Whilst everything else is going on, I’ve got to find the time and let’s face it, the funds, to get my Racing Driver’s License so I can take part with Learned Counsel in the Le Mans Classic. Fortunately, as Learned Counsel is an old hand at this sort of caper, I have the benefit of his 40 years’ experience to draw on.
You may recall that we collected a second Jowett Jukebox from a lock-up in Birmingham last year and Learned Counsel has already amassed a sizeable collection of engine parts – certainly enough to make a racing engine with all the good bits and a spare to have in the back of the van, just in case. The engine for the racing car will have a newly made crank and, of course, the special close-ratio gearbox that was built for John Surtees.
First on my list of things-to-do is print off the Motor Sports Association (MSA) medical form and pop down to the doc’s to see if I’m fit for purpose. Then stump up the folding for the license and, after reading the MSA yearbook and watching the CD a few times, toddle off to Snetterton for the Association of Racing Drivers Schools (ARDS) test. This involves a couple of written papers, the first of which requires 100% to pass (a complete knowledge of the various coloured flags and the way they’re deployed is essential) and the second – I think one wrong answer is allowed. I don’t mind tests – I always think they’re rather interesting – but I’m of the view that to go in to a test unprepared and think that you can somehow wing it is a risky strategy.
So it’s fortunate that I was sent this week to Germany to do some undersea cable magnetising. Cuxhaven is on the Northern coast of Lower Saxony at the mouth of the River Elbe. It’s quite a long drive from Calais (the overnight Harwich – Hook of Holland ferry was out of action on the night we had to leave) so a stop in Eindhoven made the journey less arduous. The Siddis Mariner hadn’t yet arrived by the time we pulled into the dock at Cuxhaven but there wasn’t a long wait and the magnetising kit was set up on deck by 10.00pm ready for an early start the following morning.
I collected last weekend, a couple of bits for the Riley racing car; a block and another rear axle and half shafts that the owner had forgotten he had. I began to think that I’d wasted rather a lot of time altering the Merlin rear axle but perhaps not.
The second axle, although complete and the casing already turned to fit the retaining clamps, weighs almost as much as the rest of the car. And I think it’s a torque tube type so that makes it even heavier.
A new bread-maker has provided the inspiration for further experiments in home baking. Wheatgerm (the good stuff they extract from flour in the milling process) is now a regular ingredient, as is oatmeal.

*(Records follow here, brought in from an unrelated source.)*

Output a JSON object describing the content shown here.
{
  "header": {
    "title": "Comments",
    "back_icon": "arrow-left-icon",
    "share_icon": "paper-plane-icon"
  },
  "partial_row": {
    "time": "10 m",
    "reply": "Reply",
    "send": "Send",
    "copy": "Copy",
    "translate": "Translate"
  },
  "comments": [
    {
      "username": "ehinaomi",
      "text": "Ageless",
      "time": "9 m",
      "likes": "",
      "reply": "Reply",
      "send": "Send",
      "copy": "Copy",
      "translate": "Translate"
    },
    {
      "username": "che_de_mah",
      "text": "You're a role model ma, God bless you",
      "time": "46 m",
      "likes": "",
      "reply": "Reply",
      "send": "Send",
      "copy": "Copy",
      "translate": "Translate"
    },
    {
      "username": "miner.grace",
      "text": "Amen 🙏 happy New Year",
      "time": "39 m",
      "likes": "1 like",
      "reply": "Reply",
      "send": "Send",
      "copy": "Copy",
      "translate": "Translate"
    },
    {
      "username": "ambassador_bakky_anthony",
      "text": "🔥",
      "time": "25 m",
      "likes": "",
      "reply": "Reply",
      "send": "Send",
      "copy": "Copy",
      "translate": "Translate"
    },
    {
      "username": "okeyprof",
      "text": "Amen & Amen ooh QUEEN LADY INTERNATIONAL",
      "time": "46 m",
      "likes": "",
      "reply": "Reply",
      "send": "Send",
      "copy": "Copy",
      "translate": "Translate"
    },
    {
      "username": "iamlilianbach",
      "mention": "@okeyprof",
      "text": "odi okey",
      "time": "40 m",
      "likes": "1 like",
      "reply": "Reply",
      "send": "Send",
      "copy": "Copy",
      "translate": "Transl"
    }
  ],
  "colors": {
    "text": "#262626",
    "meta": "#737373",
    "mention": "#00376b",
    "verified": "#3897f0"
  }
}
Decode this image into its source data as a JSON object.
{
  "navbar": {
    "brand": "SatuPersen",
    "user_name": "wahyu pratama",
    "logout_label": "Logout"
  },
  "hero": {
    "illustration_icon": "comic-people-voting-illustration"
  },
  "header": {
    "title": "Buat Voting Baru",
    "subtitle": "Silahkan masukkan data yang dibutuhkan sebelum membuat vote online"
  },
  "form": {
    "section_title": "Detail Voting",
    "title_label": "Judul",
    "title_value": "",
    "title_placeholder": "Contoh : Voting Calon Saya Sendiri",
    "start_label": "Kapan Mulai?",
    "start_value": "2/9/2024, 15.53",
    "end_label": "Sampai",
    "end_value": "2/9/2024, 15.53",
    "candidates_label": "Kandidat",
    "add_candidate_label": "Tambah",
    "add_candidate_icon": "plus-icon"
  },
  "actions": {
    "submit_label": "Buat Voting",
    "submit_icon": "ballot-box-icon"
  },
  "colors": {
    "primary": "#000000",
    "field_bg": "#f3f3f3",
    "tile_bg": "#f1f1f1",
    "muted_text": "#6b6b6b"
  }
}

Dried dates are flavour of the month and that accolade might be extended also to dried apricots though The Ambassador’s Daughter tells me that the sulphur dioxide that’s used to retain their yellowy-orange colour in the packet, is very bad news – dried apricots should be a more yucky brown.
The road to Le Mans could be fraught with all manner of peril.